Construction: Join DE, EF and FD.

Proof: âˆ FDE = âˆ FDA + âˆ EDA = âˆ PCA + âˆ EBA

[âˆ´ Angles in the same segment are equal]

= \(\frac {1}{2}\)âˆ C + \(\frac {1}{2}\)âˆ B

â‡’ âˆ D = \(\frac {âˆ C + âˆ B}{2}\) = \(\frac {180Â° + âˆ A}{2}\)

[âˆ´ In Î”ABC,âˆ A + âˆ B + âˆ C = 180Â° [Angle sum property]

= 90Â° – \(\frac {âˆ A}{2}\)

Similarly, we can show that

âˆ E = 90Â° – \(\frac {âˆ B}{2}\)

and âˆ F = 90Â°- \(\frac {âˆ C}{2}\)

Question 9.

Two congruent circles intersect each other at point A and B. Through A any line segment PAQ is drawn so that P, Q lie on the two circles.
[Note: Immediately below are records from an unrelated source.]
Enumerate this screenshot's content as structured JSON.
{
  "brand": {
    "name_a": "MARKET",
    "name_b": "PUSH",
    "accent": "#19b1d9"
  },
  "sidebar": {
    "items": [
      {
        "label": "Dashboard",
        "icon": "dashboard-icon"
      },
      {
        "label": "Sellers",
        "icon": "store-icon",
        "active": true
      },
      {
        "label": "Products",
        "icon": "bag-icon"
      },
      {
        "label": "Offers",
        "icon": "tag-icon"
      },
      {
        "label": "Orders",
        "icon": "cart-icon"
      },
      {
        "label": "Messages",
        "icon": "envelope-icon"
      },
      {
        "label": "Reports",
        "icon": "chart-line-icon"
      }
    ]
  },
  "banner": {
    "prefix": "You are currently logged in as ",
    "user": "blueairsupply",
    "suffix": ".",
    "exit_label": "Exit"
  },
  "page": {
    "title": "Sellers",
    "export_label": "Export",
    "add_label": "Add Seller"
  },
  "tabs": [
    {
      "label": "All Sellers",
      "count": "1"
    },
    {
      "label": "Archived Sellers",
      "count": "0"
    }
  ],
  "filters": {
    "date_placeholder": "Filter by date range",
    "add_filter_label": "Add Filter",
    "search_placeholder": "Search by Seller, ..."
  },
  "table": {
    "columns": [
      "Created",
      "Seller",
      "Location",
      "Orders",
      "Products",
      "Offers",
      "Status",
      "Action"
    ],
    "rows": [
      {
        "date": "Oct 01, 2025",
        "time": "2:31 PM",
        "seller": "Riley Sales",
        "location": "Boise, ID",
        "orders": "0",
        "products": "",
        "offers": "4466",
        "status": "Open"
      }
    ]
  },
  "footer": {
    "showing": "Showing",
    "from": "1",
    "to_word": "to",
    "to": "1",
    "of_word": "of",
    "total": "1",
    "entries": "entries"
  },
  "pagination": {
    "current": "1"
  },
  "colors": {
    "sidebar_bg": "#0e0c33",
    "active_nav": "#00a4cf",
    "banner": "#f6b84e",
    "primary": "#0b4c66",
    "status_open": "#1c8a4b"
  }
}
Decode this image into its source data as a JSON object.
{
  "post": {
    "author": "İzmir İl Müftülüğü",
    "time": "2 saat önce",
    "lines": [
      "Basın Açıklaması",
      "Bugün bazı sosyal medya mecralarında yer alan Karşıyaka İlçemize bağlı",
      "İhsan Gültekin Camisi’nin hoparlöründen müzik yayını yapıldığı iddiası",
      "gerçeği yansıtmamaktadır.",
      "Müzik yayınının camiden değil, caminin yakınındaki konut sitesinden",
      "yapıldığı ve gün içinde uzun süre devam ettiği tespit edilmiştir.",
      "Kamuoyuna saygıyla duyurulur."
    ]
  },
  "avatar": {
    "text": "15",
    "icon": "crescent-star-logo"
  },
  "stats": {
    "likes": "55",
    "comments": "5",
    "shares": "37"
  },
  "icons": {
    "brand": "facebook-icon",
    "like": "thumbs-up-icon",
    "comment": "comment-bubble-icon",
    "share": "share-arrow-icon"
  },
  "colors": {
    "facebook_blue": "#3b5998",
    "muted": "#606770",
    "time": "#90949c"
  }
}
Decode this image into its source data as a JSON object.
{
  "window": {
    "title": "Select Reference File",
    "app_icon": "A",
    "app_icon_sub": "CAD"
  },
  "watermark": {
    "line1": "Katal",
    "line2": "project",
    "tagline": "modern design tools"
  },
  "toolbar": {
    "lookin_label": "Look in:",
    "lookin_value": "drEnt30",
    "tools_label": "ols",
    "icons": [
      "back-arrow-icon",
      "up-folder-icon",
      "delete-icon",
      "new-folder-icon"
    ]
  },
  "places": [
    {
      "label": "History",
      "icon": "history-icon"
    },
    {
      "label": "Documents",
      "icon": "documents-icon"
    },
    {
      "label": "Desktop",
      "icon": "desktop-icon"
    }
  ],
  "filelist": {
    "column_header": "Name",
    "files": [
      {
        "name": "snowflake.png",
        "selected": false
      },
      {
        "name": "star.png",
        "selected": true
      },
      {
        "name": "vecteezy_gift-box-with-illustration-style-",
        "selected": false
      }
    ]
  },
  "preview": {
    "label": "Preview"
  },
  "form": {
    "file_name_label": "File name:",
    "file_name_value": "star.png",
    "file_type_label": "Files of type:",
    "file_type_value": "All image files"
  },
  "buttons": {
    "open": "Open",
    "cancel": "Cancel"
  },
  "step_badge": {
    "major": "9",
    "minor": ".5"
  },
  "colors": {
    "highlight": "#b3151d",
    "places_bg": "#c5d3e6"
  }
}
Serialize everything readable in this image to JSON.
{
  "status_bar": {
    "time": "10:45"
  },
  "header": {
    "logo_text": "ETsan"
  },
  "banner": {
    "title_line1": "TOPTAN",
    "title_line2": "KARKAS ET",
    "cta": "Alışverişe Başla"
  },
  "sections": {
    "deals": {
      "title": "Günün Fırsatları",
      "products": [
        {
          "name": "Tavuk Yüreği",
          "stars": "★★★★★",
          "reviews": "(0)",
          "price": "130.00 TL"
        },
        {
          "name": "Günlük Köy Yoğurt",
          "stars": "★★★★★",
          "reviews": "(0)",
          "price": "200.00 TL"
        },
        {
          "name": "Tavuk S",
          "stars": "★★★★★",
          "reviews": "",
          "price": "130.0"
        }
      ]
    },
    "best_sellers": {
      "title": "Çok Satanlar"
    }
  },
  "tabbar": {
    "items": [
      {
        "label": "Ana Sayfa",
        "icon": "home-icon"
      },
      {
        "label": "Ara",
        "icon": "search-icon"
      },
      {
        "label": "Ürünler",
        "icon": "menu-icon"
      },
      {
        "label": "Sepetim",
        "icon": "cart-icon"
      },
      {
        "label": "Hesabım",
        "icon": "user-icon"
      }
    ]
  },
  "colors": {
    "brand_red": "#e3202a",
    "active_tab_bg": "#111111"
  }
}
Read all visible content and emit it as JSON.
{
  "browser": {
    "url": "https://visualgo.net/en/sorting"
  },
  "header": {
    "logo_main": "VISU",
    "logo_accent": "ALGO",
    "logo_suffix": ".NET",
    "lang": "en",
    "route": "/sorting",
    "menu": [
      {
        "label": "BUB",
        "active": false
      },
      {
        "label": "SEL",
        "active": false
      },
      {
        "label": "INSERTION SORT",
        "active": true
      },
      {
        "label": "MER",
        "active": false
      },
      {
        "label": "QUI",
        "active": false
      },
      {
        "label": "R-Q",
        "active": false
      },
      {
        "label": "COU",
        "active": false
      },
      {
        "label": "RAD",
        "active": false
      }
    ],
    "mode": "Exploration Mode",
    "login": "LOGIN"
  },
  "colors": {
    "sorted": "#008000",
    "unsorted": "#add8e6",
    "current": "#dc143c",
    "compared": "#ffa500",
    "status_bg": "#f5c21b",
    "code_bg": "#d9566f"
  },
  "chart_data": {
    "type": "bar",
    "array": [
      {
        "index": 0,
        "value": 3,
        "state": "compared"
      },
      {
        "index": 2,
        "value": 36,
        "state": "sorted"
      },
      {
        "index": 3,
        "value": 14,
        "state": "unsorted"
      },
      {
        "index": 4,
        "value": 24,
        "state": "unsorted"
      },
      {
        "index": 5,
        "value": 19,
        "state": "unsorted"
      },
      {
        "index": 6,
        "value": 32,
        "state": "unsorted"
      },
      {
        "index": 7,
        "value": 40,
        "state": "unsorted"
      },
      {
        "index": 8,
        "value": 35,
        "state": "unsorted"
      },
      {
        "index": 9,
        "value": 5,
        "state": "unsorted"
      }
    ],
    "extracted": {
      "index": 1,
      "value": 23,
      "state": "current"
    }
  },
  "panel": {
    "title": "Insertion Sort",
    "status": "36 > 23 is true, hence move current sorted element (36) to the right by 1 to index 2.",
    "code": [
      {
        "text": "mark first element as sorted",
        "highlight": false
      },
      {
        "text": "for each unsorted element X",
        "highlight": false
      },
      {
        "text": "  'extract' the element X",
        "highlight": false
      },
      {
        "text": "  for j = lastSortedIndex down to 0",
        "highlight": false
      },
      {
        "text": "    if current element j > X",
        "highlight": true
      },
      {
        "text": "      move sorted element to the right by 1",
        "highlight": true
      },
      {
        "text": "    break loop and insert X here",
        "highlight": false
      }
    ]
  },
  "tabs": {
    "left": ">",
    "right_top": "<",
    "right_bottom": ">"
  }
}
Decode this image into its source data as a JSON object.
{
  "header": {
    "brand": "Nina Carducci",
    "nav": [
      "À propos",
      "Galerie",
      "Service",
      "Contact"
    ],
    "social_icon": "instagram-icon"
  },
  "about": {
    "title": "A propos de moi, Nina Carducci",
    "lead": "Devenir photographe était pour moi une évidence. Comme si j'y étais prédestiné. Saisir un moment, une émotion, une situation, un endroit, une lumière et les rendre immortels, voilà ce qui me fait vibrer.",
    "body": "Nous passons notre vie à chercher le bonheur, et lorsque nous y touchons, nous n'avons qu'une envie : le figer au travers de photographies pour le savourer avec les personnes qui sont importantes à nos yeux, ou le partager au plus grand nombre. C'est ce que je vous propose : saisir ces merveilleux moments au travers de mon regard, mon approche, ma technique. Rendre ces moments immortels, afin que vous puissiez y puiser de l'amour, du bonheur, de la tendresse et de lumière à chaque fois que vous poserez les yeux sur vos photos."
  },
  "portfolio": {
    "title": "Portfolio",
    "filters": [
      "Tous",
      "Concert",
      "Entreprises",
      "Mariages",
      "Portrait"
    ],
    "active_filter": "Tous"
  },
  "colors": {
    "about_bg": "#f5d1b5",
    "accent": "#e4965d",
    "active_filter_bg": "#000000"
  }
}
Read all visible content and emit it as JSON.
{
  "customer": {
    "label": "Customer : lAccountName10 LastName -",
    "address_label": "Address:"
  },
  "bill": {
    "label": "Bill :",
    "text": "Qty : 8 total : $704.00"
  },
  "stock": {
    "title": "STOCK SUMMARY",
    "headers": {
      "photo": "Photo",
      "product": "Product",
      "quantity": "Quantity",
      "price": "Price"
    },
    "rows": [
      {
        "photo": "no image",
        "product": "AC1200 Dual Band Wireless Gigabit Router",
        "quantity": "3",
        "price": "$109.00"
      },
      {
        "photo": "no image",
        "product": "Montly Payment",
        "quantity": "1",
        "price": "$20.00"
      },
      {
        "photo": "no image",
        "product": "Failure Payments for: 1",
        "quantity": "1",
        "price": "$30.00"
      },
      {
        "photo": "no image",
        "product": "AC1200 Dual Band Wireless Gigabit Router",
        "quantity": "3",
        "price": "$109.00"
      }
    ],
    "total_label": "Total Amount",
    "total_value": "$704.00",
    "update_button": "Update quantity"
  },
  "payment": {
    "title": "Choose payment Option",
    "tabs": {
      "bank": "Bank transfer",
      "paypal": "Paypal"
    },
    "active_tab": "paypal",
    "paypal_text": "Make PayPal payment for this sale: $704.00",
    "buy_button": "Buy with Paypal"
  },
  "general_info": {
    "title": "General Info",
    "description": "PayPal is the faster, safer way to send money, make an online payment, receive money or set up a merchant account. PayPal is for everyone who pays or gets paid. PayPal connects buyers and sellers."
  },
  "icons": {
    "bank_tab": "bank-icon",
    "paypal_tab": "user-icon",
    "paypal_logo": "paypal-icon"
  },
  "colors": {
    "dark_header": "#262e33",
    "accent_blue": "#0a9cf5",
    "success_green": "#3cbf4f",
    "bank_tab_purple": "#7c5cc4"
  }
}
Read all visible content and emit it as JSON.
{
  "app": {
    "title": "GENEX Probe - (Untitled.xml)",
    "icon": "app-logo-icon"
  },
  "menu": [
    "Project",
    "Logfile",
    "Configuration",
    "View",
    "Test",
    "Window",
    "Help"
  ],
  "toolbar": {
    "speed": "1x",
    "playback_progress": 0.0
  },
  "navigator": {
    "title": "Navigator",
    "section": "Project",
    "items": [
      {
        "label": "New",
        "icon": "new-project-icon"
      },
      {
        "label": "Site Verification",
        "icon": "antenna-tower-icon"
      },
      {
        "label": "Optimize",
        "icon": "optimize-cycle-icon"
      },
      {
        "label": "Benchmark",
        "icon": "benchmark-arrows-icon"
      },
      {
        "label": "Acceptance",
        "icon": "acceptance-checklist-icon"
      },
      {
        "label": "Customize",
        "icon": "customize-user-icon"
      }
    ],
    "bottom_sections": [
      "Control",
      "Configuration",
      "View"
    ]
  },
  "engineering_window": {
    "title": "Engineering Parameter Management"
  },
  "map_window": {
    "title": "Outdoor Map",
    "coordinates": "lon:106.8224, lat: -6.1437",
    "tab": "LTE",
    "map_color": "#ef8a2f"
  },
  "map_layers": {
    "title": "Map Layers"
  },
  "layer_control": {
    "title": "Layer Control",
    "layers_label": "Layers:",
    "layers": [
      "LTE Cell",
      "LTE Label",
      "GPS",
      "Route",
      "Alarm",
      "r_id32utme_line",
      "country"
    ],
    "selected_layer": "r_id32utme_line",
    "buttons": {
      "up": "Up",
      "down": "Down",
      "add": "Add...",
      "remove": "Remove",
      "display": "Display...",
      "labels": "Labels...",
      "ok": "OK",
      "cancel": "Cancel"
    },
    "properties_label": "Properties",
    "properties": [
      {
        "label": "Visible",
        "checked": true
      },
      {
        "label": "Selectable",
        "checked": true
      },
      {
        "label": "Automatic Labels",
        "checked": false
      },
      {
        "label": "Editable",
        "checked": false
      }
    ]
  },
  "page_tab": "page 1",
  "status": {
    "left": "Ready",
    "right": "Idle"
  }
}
Prove that BP = BQ.

Solution:

Given: Two congruent circles intersect each other at point A and B. A line through A meets the circles in P and Q.

To Prove: BP = BQ

Proof: AB is the common chord of the two congruent circles.

âˆ´ âˆ APB = âˆ AQB

[âˆ´ Angles subtended by equal chords are equal]

âˆ´ BP = BQ

[Sides opposite to equal angles are equal]

Question 10.

In any triangle ABC, if the angle bisector of âˆ A and perpendicular bisector of BC intersect, prove that they intersect on the circumcircle of the triangle ABC.

Solution:

Given: Bisector AP of angle A of Î”ABC and the perpendicular bisector PQ of its opposite side BC intersect at P.

To prove: P lies on the circumcircle of the triangle ABC, i.e., P, A, B and C are concyclic

Construction: Draw the circle through three non-collinear points A, B and C with centre O on PQ.

Proof: âˆ BAP = âˆ CAP = \(\frac {âˆ BA}{2}\)

[âˆ´ AP is the bisector of âˆ BAC]

In Î”BMO and Î”CMO,

BM = CM [Given]

BO = CO [radii]

MO = MO [Common]

Î”BMO = Î”CMO [SSSI]

âˆ BOM = âˆ COM [CPCT]

â‡’ âˆ BOP = âˆ COP = \(\frac {âˆ BOC}{2}\) ………….(1)

Also, âˆ BAC = \(\frac {âˆ BOC}{2}\)

â‡’ 2âˆ BAP = âˆ BOP

âˆ´âˆ BAP = \(\frac {âˆ BOC}{2}\)

â‡’ It is only possible when P lies on the circle passing through A, B, C.